#### Network News

X Profile
View More Activity
Washington Post Staff Writer
Saturday, January 8, 2011; 11:02 PM

My grandmother, Big Mama, was a stickler for order.

From Big Mama I learned to look at a financial situation and come up with a plan. I try to pass on that wisdom to readers, particularly those who join me regularly for my live chats on washingtonpost.com. The following are questions from some of those readers looking for a plan:

Q: My husband and I are renting a condo but really want to purchase a house. We have about \$11,000 in a consolidation loan (did a consolidation to stop using credit cards and it's been great. The interest rate is lower than the credit cards'). We currently have \$12,000 in savings. Would it make more sense to keep paying the loan (the minimum is \$350 a month, but I usually pay \$700 to \$1,000) and save what we can, or take the money from savings and pay off the loan and then build that backup (this would eliminate all debt)?

A: This is what I would do:

l Calculate how much you need for an emergency fund of at least three months of living expenses (rent/mortgage, food, utilities, cable, cellphone, etc.). This will give you a benchmark of how much you need in this fund before you even think of buying a house.

l Designate about \$1,000 to \$2,000 for a "life happens fund" for expenses that come up such as car repairs, etc. You can immediately create it by taking the money out of the \$12,000 you've saved and putting it into a separate account.

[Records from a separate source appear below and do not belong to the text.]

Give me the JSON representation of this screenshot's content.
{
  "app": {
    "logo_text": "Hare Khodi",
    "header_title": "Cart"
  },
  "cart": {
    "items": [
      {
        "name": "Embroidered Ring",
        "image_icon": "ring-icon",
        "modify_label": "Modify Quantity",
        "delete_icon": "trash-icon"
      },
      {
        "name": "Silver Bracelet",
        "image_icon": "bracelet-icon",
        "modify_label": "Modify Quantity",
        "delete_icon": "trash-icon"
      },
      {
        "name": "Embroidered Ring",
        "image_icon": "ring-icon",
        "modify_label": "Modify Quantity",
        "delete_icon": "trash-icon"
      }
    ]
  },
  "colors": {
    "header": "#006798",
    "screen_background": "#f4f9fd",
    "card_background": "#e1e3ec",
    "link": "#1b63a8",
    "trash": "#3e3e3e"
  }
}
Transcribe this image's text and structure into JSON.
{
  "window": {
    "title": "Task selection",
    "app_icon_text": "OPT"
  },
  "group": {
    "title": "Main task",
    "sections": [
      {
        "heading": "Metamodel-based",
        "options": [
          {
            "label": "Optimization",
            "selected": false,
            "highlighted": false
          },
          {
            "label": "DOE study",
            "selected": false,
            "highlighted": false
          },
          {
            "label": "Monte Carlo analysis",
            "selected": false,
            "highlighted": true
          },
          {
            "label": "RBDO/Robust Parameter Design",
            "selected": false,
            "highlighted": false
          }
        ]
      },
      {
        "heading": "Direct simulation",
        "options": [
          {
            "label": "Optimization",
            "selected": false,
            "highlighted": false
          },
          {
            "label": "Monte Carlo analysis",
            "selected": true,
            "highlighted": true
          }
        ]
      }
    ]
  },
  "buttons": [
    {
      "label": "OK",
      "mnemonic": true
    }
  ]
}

That leaves you with \$10,000 of the money you've saved already. From that do the following:

l Set aside \$5,000 as the beginning for your emergency fund.

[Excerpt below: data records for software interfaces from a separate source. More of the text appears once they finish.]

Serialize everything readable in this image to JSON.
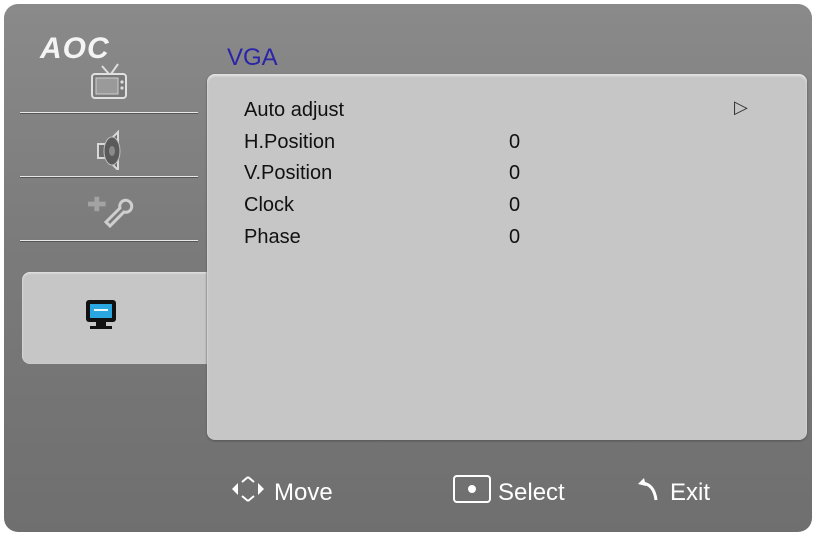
{
  "brand": {
    "logo": "AOC"
  },
  "header": {
    "title": "VGA"
  },
  "nav": {
    "items": [
      {
        "icon": "picture-icon"
      },
      {
        "icon": "speaker-icon"
      },
      {
        "icon": "tools-icon"
      },
      {
        "icon": "display-icon",
        "selected": true
      }
    ]
  },
  "menu": {
    "rows": [
      {
        "label": "Auto adjust",
        "value": "",
        "arrow": "▷"
      },
      {
        "label": "H.Position",
        "value": "0"
      },
      {
        "label": "V.Position",
        "value": "0"
      },
      {
        "label": "Clock",
        "value": "0"
      },
      {
        "label": "Phase",
        "value": "0"
      }
    ]
  },
  "footer": {
    "move_label": "Move",
    "select_label": "Select",
    "exit_label": "Exit"
  }
}
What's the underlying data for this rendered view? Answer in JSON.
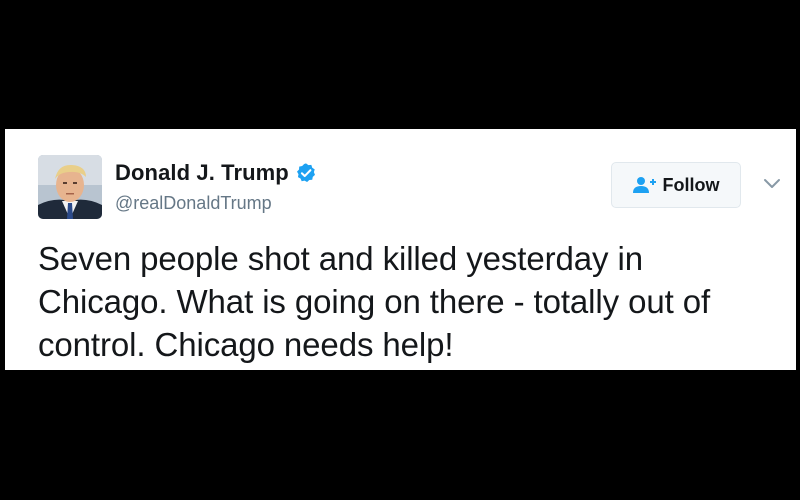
{
  "tweet": {
    "author": {
      "display_name": "Donald J. Trump",
      "handle": "@realDonaldTrump",
      "verified": true,
      "avatar_icon": "profile-photo"
    },
    "follow_button": {
      "label": "Follow",
      "icon": "add-user-icon"
    },
    "menu_icon": "chevron-down-icon",
    "text": "Seven people shot and killed yesterday in Chicago. What is going on there - totally out of control. Chicago needs help!"
  },
  "colors": {
    "background": "#000000",
    "card": "#ffffff",
    "text": "#14171a",
    "secondary_text": "#657786",
    "verified_blue": "#1da1f2",
    "button_border": "#e1e8ed"
  }
}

Considering the current job market, best to have some cash saved up. But you can stop saving for this account when you reach the goal of at least three months of living expenses.

l Take the remaining \$5,000 and pay down the \$11,000 on the consolidation loan. That will leave you owing \$6,000. If you are paying upward of \$1,000 a month on that loan, you could be done with it in six months.

Once you've set up the life happens fund, met your goal for the emergency fund and paid off the loan, you're ready to start saving for the house.

Q: I have two credit cards, one with a balance of \$1,700 and the other with a balance of \$2,400. I have a personal loan of \$2,800, a car payment of \$312 a month with a \$14,000 balance, and a student loan of \$15,000, which is now in deferment. I want to start the process of paying these bills off to buy a house in a year.

 CONTINUED     1    2    Next >

© 2011 The Washington Post Company

X My Profile